• **THE PROBLEM**:
Retype exactly the stretch of lines that begins at the line containing "Give me the" and ends at the last line of the data, with no other lines.

-- MATERIALS PROVIDED follows --

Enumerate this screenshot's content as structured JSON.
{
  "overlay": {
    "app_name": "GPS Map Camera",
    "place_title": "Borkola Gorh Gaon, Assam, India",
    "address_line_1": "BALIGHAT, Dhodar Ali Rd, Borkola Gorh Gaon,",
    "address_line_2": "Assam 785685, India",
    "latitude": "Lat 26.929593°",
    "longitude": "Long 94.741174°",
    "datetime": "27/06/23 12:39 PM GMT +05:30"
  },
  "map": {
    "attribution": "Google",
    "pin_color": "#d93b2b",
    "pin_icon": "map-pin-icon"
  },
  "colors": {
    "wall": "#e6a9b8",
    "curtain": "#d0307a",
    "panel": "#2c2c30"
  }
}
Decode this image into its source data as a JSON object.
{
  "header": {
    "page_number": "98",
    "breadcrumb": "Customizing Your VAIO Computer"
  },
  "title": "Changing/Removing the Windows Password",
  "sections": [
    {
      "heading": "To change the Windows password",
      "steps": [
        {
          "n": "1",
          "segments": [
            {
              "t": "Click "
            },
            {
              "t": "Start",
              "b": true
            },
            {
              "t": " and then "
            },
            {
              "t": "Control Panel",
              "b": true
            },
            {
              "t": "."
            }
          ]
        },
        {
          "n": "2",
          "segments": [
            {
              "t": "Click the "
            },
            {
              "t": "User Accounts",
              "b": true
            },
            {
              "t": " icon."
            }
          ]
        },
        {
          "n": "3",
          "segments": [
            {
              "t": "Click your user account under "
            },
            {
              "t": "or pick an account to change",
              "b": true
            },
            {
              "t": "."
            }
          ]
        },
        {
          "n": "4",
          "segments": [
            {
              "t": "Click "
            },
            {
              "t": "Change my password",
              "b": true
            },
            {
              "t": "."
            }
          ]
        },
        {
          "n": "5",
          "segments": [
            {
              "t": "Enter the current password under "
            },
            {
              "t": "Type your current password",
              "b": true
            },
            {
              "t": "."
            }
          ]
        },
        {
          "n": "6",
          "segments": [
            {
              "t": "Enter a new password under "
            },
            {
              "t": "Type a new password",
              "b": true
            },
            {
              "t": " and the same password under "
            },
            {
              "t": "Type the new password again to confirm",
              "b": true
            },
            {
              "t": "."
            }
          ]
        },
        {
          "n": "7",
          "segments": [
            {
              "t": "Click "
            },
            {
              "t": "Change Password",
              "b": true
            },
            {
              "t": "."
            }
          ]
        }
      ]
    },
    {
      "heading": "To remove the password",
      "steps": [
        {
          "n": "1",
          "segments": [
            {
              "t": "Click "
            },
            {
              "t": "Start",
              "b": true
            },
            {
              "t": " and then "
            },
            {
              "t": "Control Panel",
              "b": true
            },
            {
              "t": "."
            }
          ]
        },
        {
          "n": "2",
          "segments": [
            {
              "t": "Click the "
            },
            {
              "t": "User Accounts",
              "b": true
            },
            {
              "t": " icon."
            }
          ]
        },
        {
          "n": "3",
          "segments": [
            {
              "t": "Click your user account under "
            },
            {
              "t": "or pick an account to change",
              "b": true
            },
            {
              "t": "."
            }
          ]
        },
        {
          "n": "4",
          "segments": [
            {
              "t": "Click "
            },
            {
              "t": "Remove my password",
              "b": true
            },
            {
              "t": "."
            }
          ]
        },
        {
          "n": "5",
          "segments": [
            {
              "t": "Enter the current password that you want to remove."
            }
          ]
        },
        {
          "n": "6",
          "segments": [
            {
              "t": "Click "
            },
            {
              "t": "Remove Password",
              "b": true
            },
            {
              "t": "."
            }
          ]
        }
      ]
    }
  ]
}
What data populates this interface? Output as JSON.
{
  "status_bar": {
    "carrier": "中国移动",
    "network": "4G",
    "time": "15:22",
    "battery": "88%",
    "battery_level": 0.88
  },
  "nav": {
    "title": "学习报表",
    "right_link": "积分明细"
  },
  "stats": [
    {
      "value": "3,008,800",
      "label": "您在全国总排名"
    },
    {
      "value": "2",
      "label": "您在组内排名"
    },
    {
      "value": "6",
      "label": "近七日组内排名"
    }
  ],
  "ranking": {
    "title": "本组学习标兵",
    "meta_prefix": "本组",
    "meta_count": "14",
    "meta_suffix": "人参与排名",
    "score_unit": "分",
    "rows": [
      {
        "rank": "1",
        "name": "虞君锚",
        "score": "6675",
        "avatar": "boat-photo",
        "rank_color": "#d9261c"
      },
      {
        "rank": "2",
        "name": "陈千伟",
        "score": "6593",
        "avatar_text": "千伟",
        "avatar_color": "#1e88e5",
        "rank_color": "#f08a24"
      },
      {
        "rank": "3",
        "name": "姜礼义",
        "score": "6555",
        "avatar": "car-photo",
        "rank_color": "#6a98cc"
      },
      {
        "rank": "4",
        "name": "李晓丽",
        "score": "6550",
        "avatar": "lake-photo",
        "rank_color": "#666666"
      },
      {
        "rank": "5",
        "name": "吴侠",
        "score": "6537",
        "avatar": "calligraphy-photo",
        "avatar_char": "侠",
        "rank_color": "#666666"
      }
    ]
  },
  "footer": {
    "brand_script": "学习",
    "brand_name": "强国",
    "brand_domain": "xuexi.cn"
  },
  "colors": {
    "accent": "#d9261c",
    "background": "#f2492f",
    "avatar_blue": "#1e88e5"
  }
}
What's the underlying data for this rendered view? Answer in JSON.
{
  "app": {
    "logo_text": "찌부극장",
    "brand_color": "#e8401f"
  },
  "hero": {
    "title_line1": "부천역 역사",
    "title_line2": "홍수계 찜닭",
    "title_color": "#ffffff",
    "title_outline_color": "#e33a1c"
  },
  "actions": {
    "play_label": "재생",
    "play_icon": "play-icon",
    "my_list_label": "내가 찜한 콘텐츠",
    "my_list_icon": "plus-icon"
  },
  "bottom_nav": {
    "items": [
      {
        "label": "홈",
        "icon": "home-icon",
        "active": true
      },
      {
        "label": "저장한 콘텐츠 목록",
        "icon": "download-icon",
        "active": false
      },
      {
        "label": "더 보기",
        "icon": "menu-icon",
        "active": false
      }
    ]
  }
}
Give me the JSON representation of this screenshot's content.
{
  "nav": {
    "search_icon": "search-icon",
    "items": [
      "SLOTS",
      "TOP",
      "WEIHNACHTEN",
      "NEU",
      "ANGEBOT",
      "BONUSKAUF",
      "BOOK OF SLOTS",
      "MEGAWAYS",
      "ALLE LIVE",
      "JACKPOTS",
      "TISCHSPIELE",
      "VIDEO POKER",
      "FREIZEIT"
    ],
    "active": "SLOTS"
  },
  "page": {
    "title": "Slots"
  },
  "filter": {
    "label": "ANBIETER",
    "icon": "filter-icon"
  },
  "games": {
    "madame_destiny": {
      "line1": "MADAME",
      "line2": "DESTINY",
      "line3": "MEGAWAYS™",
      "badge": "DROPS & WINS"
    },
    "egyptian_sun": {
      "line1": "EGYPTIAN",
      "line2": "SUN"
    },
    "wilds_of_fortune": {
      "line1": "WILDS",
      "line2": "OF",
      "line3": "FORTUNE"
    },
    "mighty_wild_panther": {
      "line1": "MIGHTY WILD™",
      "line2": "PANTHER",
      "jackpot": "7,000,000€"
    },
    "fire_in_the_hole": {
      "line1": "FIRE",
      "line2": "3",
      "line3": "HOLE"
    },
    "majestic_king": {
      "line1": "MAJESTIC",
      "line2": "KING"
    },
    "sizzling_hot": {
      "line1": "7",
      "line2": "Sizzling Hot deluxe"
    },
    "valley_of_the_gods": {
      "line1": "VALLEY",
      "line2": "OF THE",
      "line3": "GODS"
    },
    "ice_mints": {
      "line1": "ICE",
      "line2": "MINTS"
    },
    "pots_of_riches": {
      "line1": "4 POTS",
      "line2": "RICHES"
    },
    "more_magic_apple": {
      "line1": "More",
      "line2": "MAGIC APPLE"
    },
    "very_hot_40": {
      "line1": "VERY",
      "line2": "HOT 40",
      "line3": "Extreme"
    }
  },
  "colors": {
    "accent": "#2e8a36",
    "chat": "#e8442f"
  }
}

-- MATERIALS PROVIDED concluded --

• **TASK SOLUTION**:
Give me the JSON representation of this screenshot's content.
{
  "nav": {
    "search_icon": "search-icon",
    "items": [
      "SLOTS",
      "TOP",
      "WEIHNACHTEN",
      "NEU",
      "ANGEBOT",
      "BONUSKAUF",
      "BOOK OF SLOTS",
      "MEGAWAYS",
      "ALLE LIVE",
      "JACKPOTS",
      "TISCHSPIELE",
      "VIDEO POKER",
      "FREIZEIT"
    ],
    "active": "SLOTS"
  },
  "page": {
    "title": "Slots"
  },
  "filter": {
    "label": "ANBIETER",
    "icon": "filter-icon"
  },
  "games": {
    "madame_destiny": {
      "line1": "MADAME",
      "line2": "DESTINY",
      "line3": "MEGAWAYS™",
      "badge": "DROPS & WINS"
    },
    "egyptian_sun": {
      "line1": "EGYPTIAN",
      "line2": "SUN"
    },
    "wilds_of_fortune": {
      "line1": "WILDS",
      "line2": "OF",
      "line3": "FORTUNE"
    },
    "mighty_wild_panther": {
      "line1": "MIGHTY WILD™",
      "line2": "PANTHER",
      "jackpot": "7,000,000€"
    },
    "fire_in_the_hole": {
      "line1": "FIRE",
      "line2": "3",
      "line3": "HOLE"
    },
    "majestic_king": {
      "line1": "MAJESTIC",
      "line2": "KING"
    },
    "sizzling_hot": {
      "line1": "7",
      "line2": "Sizzling Hot deluxe"
    },
    "valley_of_the_gods": {
      "line1": "VALLEY",
      "line2": "OF THE",
      "line3": "GODS"
    },
    "ice_mints": {
      "line1": "ICE",
      "line2": "MINTS"
    },
    "pots_of_riches": {
      "line1": "4 POTS",
      "line2": "RICHES"
    },
    "more_magic_apple": {
      "line1": "More",
      "line2": "MAGIC APPLE"
    },
    "very_hot_40": {
      "line1": "VERY",
      "line2": "HOT 40",
      "line3": "Extreme"
    }
  },
  "colors": {
    "accent": "#2e8a36",
    "chat": "#e8442f"
  }
}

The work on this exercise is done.